Set down the entries below exactly; drop the pictures.

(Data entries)

□ □ □

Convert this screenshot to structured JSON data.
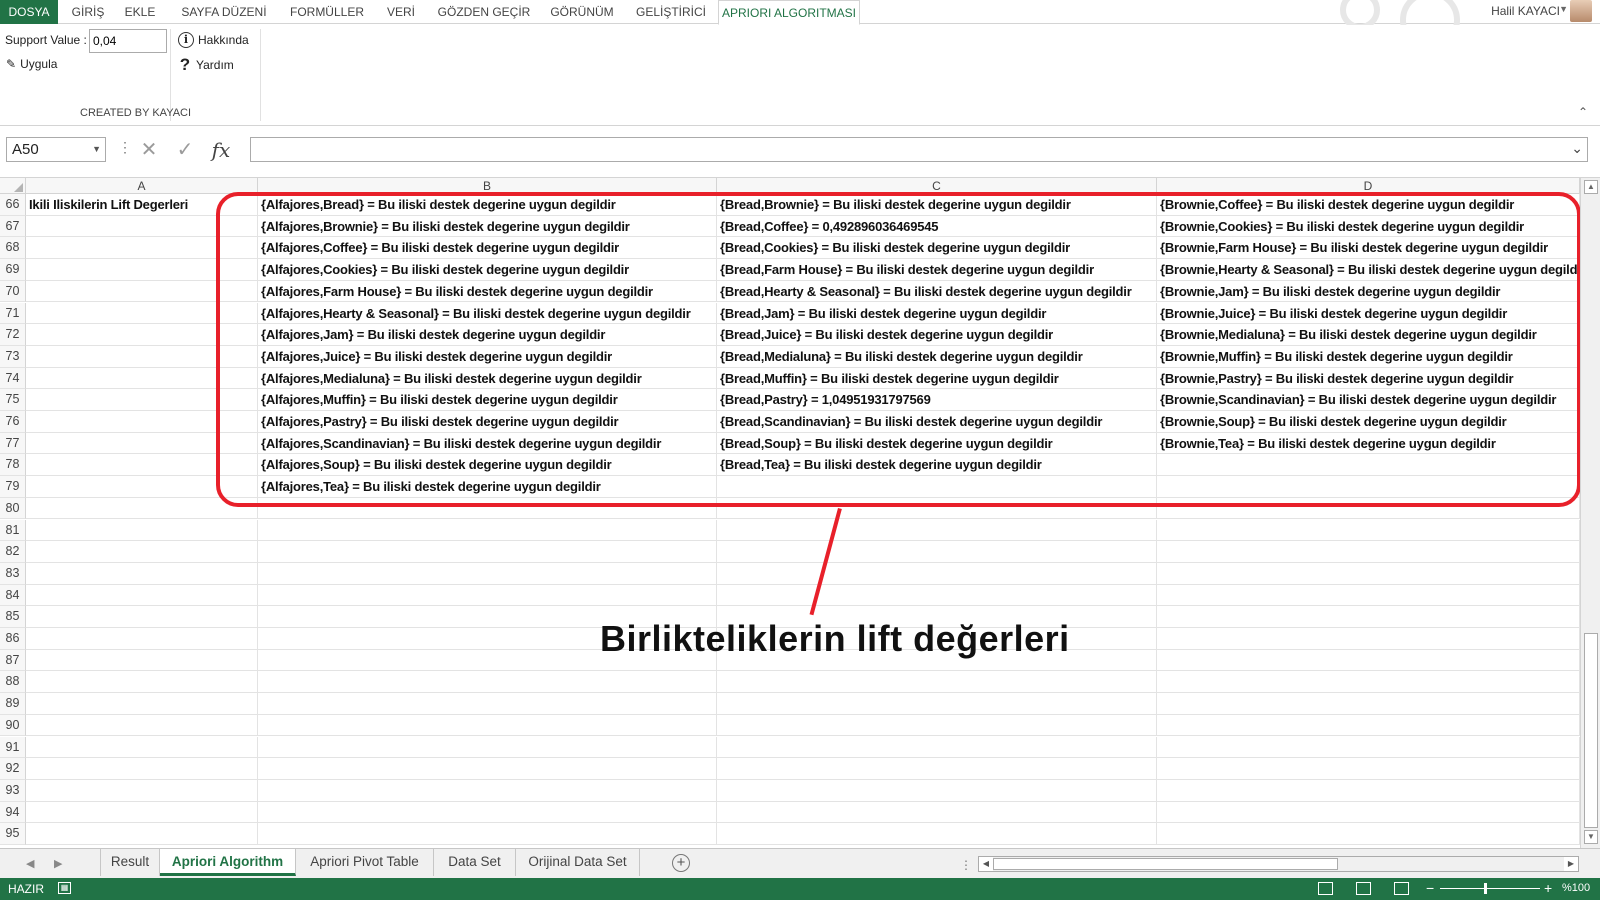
{
  "ribbon_tabs": {
    "file": "DOSYA",
    "items": [
      "GİRİŞ",
      "EKLE",
      "SAYFA DÜZENİ",
      "FORMÜLLER",
      "VERİ",
      "GÖZDEN GEÇİR",
      "GÖRÜNÜM",
      "GELİŞTİRİCİ",
      "APRIORI ALGORITMASI"
    ],
    "active": "APRIORI ALGORITMASI"
  },
  "user": {
    "name": "Halil KAYACI"
  },
  "ribbon": {
    "support_label": "Support Value :",
    "support_value": "0,04",
    "apply_label": "Uygula",
    "about_label": "Hakkında",
    "help_label": "Yardım",
    "group_label": "CREATED BY KAYACI"
  },
  "formula_bar": {
    "name_box": "A50",
    "formula": ""
  },
  "columns": [
    "A",
    "B",
    "C",
    "D"
  ],
  "rows": [
    {
      "num": "66",
      "A": "Ikili Iliskilerin Lift Degerleri",
      "B": "{Alfajores,Bread} = Bu iliski destek degerine uygun degildir",
      "C": "{Bread,Brownie} = Bu iliski destek degerine uygun degildir",
      "D": "{Brownie,Coffee} = Bu iliski destek degerine uygun degildir"
    },
    {
      "num": "67",
      "A": "",
      "B": "{Alfajores,Brownie} = Bu iliski destek degerine uygun degildir",
      "C": "{Bread,Coffee} = 0,492896036469545",
      "D": "{Brownie,Cookies} = Bu iliski destek degerine uygun degildir"
    },
    {
      "num": "68",
      "A": "",
      "B": "{Alfajores,Coffee} = Bu iliski destek degerine uygun degildir",
      "C": "{Bread,Cookies} = Bu iliski destek degerine uygun degildir",
      "D": "{Brownie,Farm House} = Bu iliski destek degerine uygun degildir"
    },
    {
      "num": "69",
      "A": "",
      "B": "{Alfajores,Cookies} = Bu iliski destek degerine uygun degildir",
      "C": "{Bread,Farm House} = Bu iliski destek degerine uygun degildir",
      "D": "{Brownie,Hearty & Seasonal} = Bu iliski destek degerine uygun degildir"
    },
    {
      "num": "70",
      "A": "",
      "B": "{Alfajores,Farm House} = Bu iliski destek degerine uygun degildir",
      "C": "{Bread,Hearty & Seasonal} = Bu iliski destek degerine uygun degildir",
      "D": "{Brownie,Jam} = Bu iliski destek degerine uygun degildir"
    },
    {
      "num": "71",
      "A": "",
      "B": "{Alfajores,Hearty & Seasonal} = Bu iliski destek degerine uygun degildir",
      "C": "{Bread,Jam} = Bu iliski destek degerine uygun degildir",
      "D": "{Brownie,Juice} = Bu iliski destek degerine uygun degildir"
    },
    {
      "num": "72",
      "A": "",
      "B": "{Alfajores,Jam} = Bu iliski destek degerine uygun degildir",
      "C": "{Bread,Juice} = Bu iliski destek degerine uygun degildir",
      "D": "{Brownie,Medialuna} = Bu iliski destek degerine uygun degildir"
    },
    {
      "num": "73",
      "A": "",
      "B": "{Alfajores,Juice} = Bu iliski destek degerine uygun degildir",
      "C": "{Bread,Medialuna} = Bu iliski destek degerine uygun degildir",
      "D": "{Brownie,Muffin} = Bu iliski destek degerine uygun degildir"
    },
    {
      "num": "74",
      "A": "",
      "B": "{Alfajores,Medialuna} = Bu iliski destek degerine uygun degildir",
      "C": "{Bread,Muffin} = Bu iliski destek degerine uygun degildir",
      "D": "{Brownie,Pastry} = Bu iliski destek degerine uygun degildir"
    },
    {
      "num": "75",
      "A": "",
      "B": "{Alfajores,Muffin} = Bu iliski destek degerine uygun degildir",
      "C": "{Bread,Pastry} = 1,04951931797569",
      "D": "{Brownie,Scandinavian} = Bu iliski destek degerine uygun degildir"
    },
    {
      "num": "76",
      "A": "",
      "B": "{Alfajores,Pastry} = Bu iliski destek degerine uygun degildir",
      "C": "{Bread,Scandinavian} = Bu iliski destek degerine uygun degildir",
      "D": "{Brownie,Soup} = Bu iliski destek degerine uygun degildir"
    },
    {
      "num": "77",
      "A": "",
      "B": "{Alfajores,Scandinavian} = Bu iliski destek degerine uygun degildir",
      "C": "{Bread,Soup} = Bu iliski destek degerine uygun degildir",
      "D": "{Brownie,Tea} = Bu iliski destek degerine uygun degildir"
    },
    {
      "num": "78",
      "A": "",
      "B": "{Alfajores,Soup} = Bu iliski destek degerine uygun degildir",
      "C": "{Bread,Tea} = Bu iliski destek degerine uygun degildir",
      "D": ""
    },
    {
      "num": "79",
      "A": "",
      "B": "{Alfajores,Tea} = Bu iliski destek degerine uygun degildir",
      "C": "",
      "D": ""
    },
    {
      "num": "80",
      "A": "",
      "B": "",
      "C": "",
      "D": ""
    },
    {
      "num": "81",
      "A": "",
      "B": "",
      "C": "",
      "D": ""
    },
    {
      "num": "82",
      "A": "",
      "B": "",
      "C": "",
      "D": ""
    },
    {
      "num": "83",
      "A": "",
      "B": "",
      "C": "",
      "D": ""
    },
    {
      "num": "84",
      "A": "",
      "B": "",
      "C": "",
      "D": ""
    },
    {
      "num": "85",
      "A": "",
      "B": "",
      "C": "",
      "D": ""
    },
    {
      "num": "86",
      "A": "",
      "B": "",
      "C": "",
      "D": ""
    },
    {
      "num": "87",
      "A": "",
      "B": "",
      "C": "",
      "D": ""
    },
    {
      "num": "88",
      "A": "",
      "B": "",
      "C": "",
      "D": ""
    },
    {
      "num": "89",
      "A": "",
      "B": "",
      "C": "",
      "D": ""
    },
    {
      "num": "90",
      "A": "",
      "B": "",
      "C": "",
      "D": ""
    },
    {
      "num": "91",
      "A": "",
      "B": "",
      "C": "",
      "D": ""
    },
    {
      "num": "92",
      "A": "",
      "B": "",
      "C": "",
      "D": ""
    },
    {
      "num": "93",
      "A": "",
      "B": "",
      "C": "",
      "D": ""
    },
    {
      "num": "94",
      "A": "",
      "B": "",
      "C": "",
      "D": ""
    },
    {
      "num": "95",
      "A": "",
      "B": "",
      "C": "",
      "D": ""
    }
  ],
  "annotation": {
    "text": "Birlikteliklerin lift değerleri",
    "color": "#e8202a"
  },
  "sheet_tabs": {
    "items": [
      "Result",
      "Apriori Algorithm",
      "Apriori Pivot Table",
      "Data Set",
      "Orijinal Data Set"
    ],
    "active": "Apriori Algorithm"
  },
  "status_bar": {
    "ready": "HAZIR",
    "zoom": "%100"
  },
  "colors": {
    "excel_green": "#217346"
  }
}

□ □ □

# RESPONSE AREA:
Convert this screenshot to structured JSON data.
{
  "ribbon_tabs": {
    "file": "DOSYA",
    "items": [
      "GİRİŞ",
      "EKLE",
      "SAYFA DÜZENİ",
      "FORMÜLLER",
      "VERİ",
      "GÖZDEN GEÇİR",
      "GÖRÜNÜM",
      "GELİŞTİRİCİ",
      "APRIORI ALGORITMASI"
    ],
    "active": "APRIORI ALGORITMASI"
  },
  "user": {
    "name": "Halil KAYACI"
  },
  "ribbon": {
    "support_label": "Support Value :",
    "support_value": "0,04",
    "apply_label": "Uygula",
    "about_label": "Hakkında",
    "help_label": "Yardım",
    "group_label": "CREATED BY KAYACI"
  },
  "formula_bar": {
    "name_box": "A50",
    "formula": ""
  },
  "columns": [
    "A",
    "B",
    "C",
    "D"
  ],
  "rows": [
    {
      "num": "66",
      "A": "Ikili Iliskilerin Lift Degerleri",
      "B": "{Alfajores,Bread} = Bu iliski destek degerine uygun degildir",
      "C": "{Bread,Brownie} = Bu iliski destek degerine uygun degildir",
      "D": "{Brownie,Coffee} = Bu iliski destek degerine uygun degildir"
    },
    {
      "num": "67",
      "A": "",
      "B": "{Alfajores,Brownie} = Bu iliski destek degerine uygun degildir",
      "C": "{Bread,Coffee} = 0,492896036469545",
      "D": "{Brownie,Cookies} = Bu iliski destek degerine uygun degildir"
    },
    {
      "num": "68",
      "A": "",
      "B": "{Alfajores,Coffee} = Bu iliski destek degerine uygun degildir",
      "C": "{Bread,Cookies} = Bu iliski destek degerine uygun degildir",
      "D": "{Brownie,Farm House} = Bu iliski destek degerine uygun degildir"
    },
    {
      "num": "69",
      "A": "",
      "B": "{Alfajores,Cookies} = Bu iliski destek degerine uygun degildir",
      "C": "{Bread,Farm House} = Bu iliski destek degerine uygun degildir",
      "D": "{Brownie,Hearty & Seasonal} = Bu iliski destek degerine uygun degildir"
    },
    {
      "num": "70",
      "A": "",
      "B": "{Alfajores,Farm House} = Bu iliski destek degerine uygun degildir",
      "C": "{Bread,Hearty & Seasonal} = Bu iliski destek degerine uygun degildir",
      "D": "{Brownie,Jam} = Bu iliski destek degerine uygun degildir"
    },
    {
      "num": "71",
      "A": "",
      "B": "{Alfajores,Hearty & Seasonal} = Bu iliski destek degerine uygun degildir",
      "C": "{Bread,Jam} = Bu iliski destek degerine uygun degildir",
      "D": "{Brownie,Juice} = Bu iliski destek degerine uygun degildir"
    },
    {
      "num": "72",
      "A": "",
      "B": "{Alfajores,Jam} = Bu iliski destek degerine uygun degildir",
      "C": "{Bread,Juice} = Bu iliski destek degerine uygun degildir",
      "D": "{Brownie,Medialuna} = Bu iliski destek degerine uygun degildir"
    },
    {
      "num": "73",
      "A": "",
      "B": "{Alfajores,Juice} = Bu iliski destek degerine uygun degildir",
      "C": "{Bread,Medialuna} = Bu iliski destek degerine uygun degildir",
      "D": "{Brownie,Muffin} = Bu iliski destek degerine uygun degildir"
    },
    {
      "num": "74",
      "A": "",
      "B": "{Alfajores,Medialuna} = Bu iliski destek degerine uygun degildir",
      "C": "{Bread,Muffin} = Bu iliski destek degerine uygun degildir",
      "D": "{Brownie,Pastry} = Bu iliski destek degerine uygun degildir"
    },
    {
      "num": "75",
      "A": "",
      "B": "{Alfajores,Muffin} = Bu iliski destek degerine uygun degildir",
      "C": "{Bread,Pastry} = 1,04951931797569",
      "D": "{Brownie,Scandinavian} = Bu iliski destek degerine uygun degildir"
    },
    {
      "num": "76",
      "A": "",
      "B": "{Alfajores,Pastry} = Bu iliski destek degerine uygun degildir",
      "C": "{Bread,Scandinavian} = Bu iliski destek degerine uygun degildir",
      "D": "{Brownie,Soup} = Bu iliski destek degerine uygun degildir"
    },
    {
      "num": "77",
      "A": "",
      "B": "{Alfajores,Scandinavian} = Bu iliski destek degerine uygun degildir",
      "C": "{Bread,Soup} = Bu iliski destek degerine uygun degildir",
      "D": "{Brownie,Tea} = Bu iliski destek degerine uygun degildir"
    },
    {
      "num": "78",
      "A": "",
      "B": "{Alfajores,Soup} = Bu iliski destek degerine uygun degildir",
      "C": "{Bread,Tea} = Bu iliski destek degerine uygun degildir",
      "D": ""
    },
    {
      "num": "79",
      "A": "",
      "B": "{Alfajores,Tea} = Bu iliski destek degerine uygun degildir",
      "C": "",
      "D": ""
    },
    {
      "num": "80",
      "A": "",
      "B": "",
      "C": "",
      "D": ""
    },
    {
      "num": "81",
      "A": "",
      "B": "",
      "C": "",
      "D": ""
    },
    {
      "num": "82",
      "A": "",
      "B": "",
      "C": "",
      "D": ""
    },
    {
      "num": "83",
      "A": "",
      "B": "",
      "C": "",
      "D": ""
    },
    {
      "num": "84",
      "A": "",
      "B": "",
      "C": "",
      "D": ""
    },
    {
      "num": "85",
      "A": "",
      "B": "",
      "C": "",
      "D": ""
    },
    {
      "num": "86",
      "A": "",
      "B": "",
      "C": "",
      "D": ""
    },
    {
      "num": "87",
      "A": "",
      "B": "",
      "C": "",
      "D": ""
    },
    {
      "num": "88",
      "A": "",
      "B": "",
      "C": "",
      "D": ""
    },
    {
      "num": "89",
      "A": "",
      "B": "",
      "C": "",
      "D": ""
    },
    {
      "num": "90",
      "A": "",
      "B": "",
      "C": "",
      "D": ""
    },
    {
      "num": "91",
      "A": "",
      "B": "",
      "C": "",
      "D": ""
    },
    {
      "num": "92",
      "A": "",
      "B": "",
      "C": "",
      "D": ""
    },
    {
      "num": "93",
      "A": "",
      "B": "",
      "C": "",
      "D": ""
    },
    {
      "num": "94",
      "A": "",
      "B": "",
      "C": "",
      "D": ""
    },
    {
      "num": "95",
      "A": "",
      "B": "",
      "C": "",
      "D": ""
    }
  ],
  "annotation": {
    "text": "Birlikteliklerin lift değerleri",
    "color": "#e8202a"
  },
  "sheet_tabs": {
    "items": [
      "Result",
      "Apriori Algorithm",
      "Apriori Pivot Table",
      "Data Set",
      "Orijinal Data Set"
    ],
    "active": "Apriori Algorithm"
  },
  "status_bar": {
    "ready": "HAZIR",
    "zoom": "%100"
  },
  "colors": {
    "excel_green": "#217346"
  }
}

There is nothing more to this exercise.